Telling a potential new client that I was diagnosed with Bipolar disorder 17 years ago was the farthest thought from my mind last Friday. We were sitting in their boardroom hammering out the final details of our contract. Our next step was to review and agree on what both parties had put forward and sign off on the 1-year agreement. Still not a done deal.
I’m not sure how this happened; we started talking about our personal lives, and suddenly my partner looked over at me and said “what’s your passion, Leslie?”
Time slowed down; my heart dropped to my stomach, I felt a tightening in my chest; my mind started racing from one thought to the next, and as I looked at the clock on the wall, I realized I had three minutes to share my commitment and passion in transforming the Mental Health system in Canada.
Usually, when I tell people about my commitment I like having more than three minutes. So now, I’m feeling my anxiety about sharing why I’m committed to transforming how Mental Health is dealt with in Canada and doing it quickly.
The universe was testing my ability to communicate effectively within a very short period. And giving me the opportunity to expand my capacity to manage my own anxiety and fear at the same time. Thank you universe!
All I wanted to do was tell them “I’m passionate about good tv” and leave it at that.
I said: “I’m committed to transforming how Mental Health illness is addressed in Canada, both through the medical system and by decreasing the stigma associated with it in society.”
I’m thinking: “Can I get away with just saying this? ”
My client turns to me and asks – “oh, do you have experience with this?”
I’m in my head at this point, trying to determine which piece of the story would be the most helpful and easy to accept.
Two minutes left of our meeting
I decide to share that I was diagnosed with Bipolar disorder at age 27. The reason I’m so committed to sharing my story is it gives people hope and motivation. I’ve only had one episode in the past 17 years, have been on constant effective medication and am considered a success story.
Funny, I noticed I did that thing Dr. Brené Brown calls “the hustle” for their acceptance. The hustle was listing as quickly as I could all the reasons why they shouldn’t worry about being in a contract with us.
e.g. I’m medicated, successful, never go off my medication, own a home, am married, really all random things that don’t prove anything.
Their reaction from my point of view was pleasant, acceptable and surprised. I’m not sure if that is even accurate.
One of the last things I said to them was: I hope I haven’t scared you…….arhgggg!
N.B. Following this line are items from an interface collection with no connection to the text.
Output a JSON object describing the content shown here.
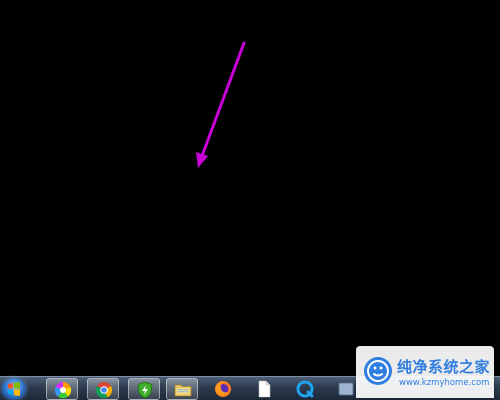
{
  "taskbar": {
    "items": [
      {
        "name": "start-button",
        "icon": "windows-logo-icon"
      },
      {
        "name": "photo-app",
        "icon": "color-wheel-icon"
      },
      {
        "name": "chrome",
        "icon": "chrome-icon"
      },
      {
        "name": "security-app",
        "icon": "green-shield-icon"
      },
      {
        "name": "file-explorer",
        "icon": "folder-icon"
      },
      {
        "name": "firefox",
        "icon": "firefox-icon"
      },
      {
        "name": "blank-document",
        "icon": "document-icon"
      },
      {
        "name": "browser-app",
        "icon": "blue-circle-icon"
      }
    ]
  },
  "annotation": {
    "color": "#c800d6"
  },
  "watermark": {
    "name": "纯净系统之家",
    "url": "www.kzmyhome.com"
  }
}
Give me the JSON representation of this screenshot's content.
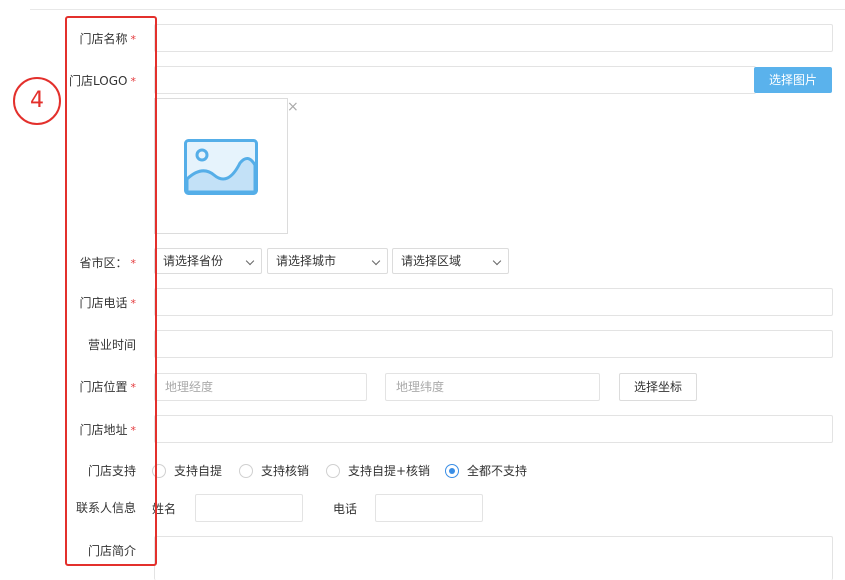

Not my best work in disclosing my mental status with a potential client. I’m grateful for the courage I had to do it. It was the first time I shared about my diagnoses with a client without whom I didn’t already have a deeply connected relationship.
When I think about how many individuals are not getting the help they need, either because of lack of resources or self-imposed stigma, my heart breaks. I know what it’s like to live with this illness and to experience the stigma attached to it
What I went through last week, the fear, anxiety, uncertainty and risk was nothing compared to the impact that limited Mental Health resources has on individuals and families. It was nothing compared to the impact of the shame and the pervasive stigma we experience on a daily basis.
I’d do it again, and it was a milestone for me to be open about this in front of a potential client.
This past week, our contract was signed by all parties.
Whether the client had a concern about my mental health history or not did not seem to influence their decision to move forward. The experience of sharing with our new clients had a positive impact on my overall confidence. Something had been lifted off of me. When I stop trying to prove my worth and just be who I am, life becomes easy.
In the past week, I’ve experienced myself as very centered and grounded. I’ve noticed I am more effective, I’m connected with people at a deeper level, and I have an intense level of clarity that truly feels unfamiliar. It’s been easier to make all decisions, and there has been a dramatic decrease in the amount I normally procrastinate.
Disclosing your mental health status in your workplace is entirely your choice. And understanding the impacts is also your responsibility. There are many resources to learn and understand your rights and give you some good ideas in how you go about it if you chose.
Mental Health Works
Mental Health Works is a nationally available program of the Canadian Mental Health Association (CMHA) that builds capacity within Canadian workplaces to effectively address the many issues related to mental health in the workplace. This website has many resources for both employees and employers.